Season’s end Brings Fresh Start For Lady Lobos


Sammy Smith

Senior Amy Sessions brings the ball down the court

     Fans scream and seconds flick across the scoreboard like centuries. An orange ball hangs in mid-air for a moment before plummeting down to bounce against the rim. Once. Twice. It drops into the net soundlessly.

     A moment later the buzzer sounds and the thirteen girls who make up Conifer’s basketball team turn in unison towards the scoreboard.

     49-48. Conifer takes the win against Alameda high school.

     “We all ran out on the court and did this giant group hug, and that felt really good,” sophomore Madelynn Sinnett said. “It was super unsportsmanlike, but it was really cool for us.”

     Perhaps Sinnett is right, but there are times in life where exceptions to proper sportsmanship must be made. Monday night was one of them- the girls had a lot to celebrate. The Alameda game was the last of the season, the team was honoring senior night, and it was the girl’s first win of the year. 

     “It was a good season,” Sinnett said. “Having a new coach was really great and being with our team was really fun.”

     No, one win will not bring the girls glittering trophies or state championships, but for now, that’s alright. Between COVID reducing the season’s length, the loss of players rendering Conifer without a JV team, and the introduction of an entirely new coaching staff the odds were pitted against Conifer from day one.

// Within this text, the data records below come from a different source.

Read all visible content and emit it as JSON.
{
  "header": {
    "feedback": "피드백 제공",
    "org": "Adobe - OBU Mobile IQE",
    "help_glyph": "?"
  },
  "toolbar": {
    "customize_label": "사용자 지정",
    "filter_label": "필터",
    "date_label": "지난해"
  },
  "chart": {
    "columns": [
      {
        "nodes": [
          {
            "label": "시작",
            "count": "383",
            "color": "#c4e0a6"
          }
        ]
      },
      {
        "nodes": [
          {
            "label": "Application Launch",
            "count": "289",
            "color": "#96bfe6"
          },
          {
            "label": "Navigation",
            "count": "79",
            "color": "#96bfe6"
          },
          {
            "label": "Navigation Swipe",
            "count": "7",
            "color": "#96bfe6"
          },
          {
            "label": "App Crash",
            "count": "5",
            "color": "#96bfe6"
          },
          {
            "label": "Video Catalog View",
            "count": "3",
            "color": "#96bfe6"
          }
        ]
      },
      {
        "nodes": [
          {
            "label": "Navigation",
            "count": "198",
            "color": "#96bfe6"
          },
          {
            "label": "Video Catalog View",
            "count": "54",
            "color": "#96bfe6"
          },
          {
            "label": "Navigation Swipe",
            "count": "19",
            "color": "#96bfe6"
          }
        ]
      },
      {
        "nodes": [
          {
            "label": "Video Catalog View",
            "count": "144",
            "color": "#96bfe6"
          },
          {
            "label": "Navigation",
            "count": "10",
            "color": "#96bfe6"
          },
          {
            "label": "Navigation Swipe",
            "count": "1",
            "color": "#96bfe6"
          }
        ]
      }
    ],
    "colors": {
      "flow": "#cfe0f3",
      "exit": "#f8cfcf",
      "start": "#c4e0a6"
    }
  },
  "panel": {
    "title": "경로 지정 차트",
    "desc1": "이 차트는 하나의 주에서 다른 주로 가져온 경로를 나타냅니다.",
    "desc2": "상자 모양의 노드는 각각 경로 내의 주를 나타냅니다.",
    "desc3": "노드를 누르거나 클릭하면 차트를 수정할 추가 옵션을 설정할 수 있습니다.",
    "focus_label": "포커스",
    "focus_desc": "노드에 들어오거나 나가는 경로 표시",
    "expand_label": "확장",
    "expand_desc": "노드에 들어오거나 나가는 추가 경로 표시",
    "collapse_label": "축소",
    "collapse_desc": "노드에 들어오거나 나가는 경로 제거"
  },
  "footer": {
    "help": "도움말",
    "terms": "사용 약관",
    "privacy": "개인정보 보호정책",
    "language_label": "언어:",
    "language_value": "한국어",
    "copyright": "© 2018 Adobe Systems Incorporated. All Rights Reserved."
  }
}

When faced with this opposition, however, the team made the best out of a difficult situation.

     “The new coaches did an amazing job of bringing the girls together and I think it was an amazing thing to just see everybody play,” sophomore Alix Stielow said.

     For many players, this season was about finding chemistry and setting team culture for the beginning of a new era in Conifer Girl’s basketball. From off-season practices to summer leagues the team already has its sights set on next season.

     “I just want to get better and play more, not only to help myself but to help the team,” Stielow said.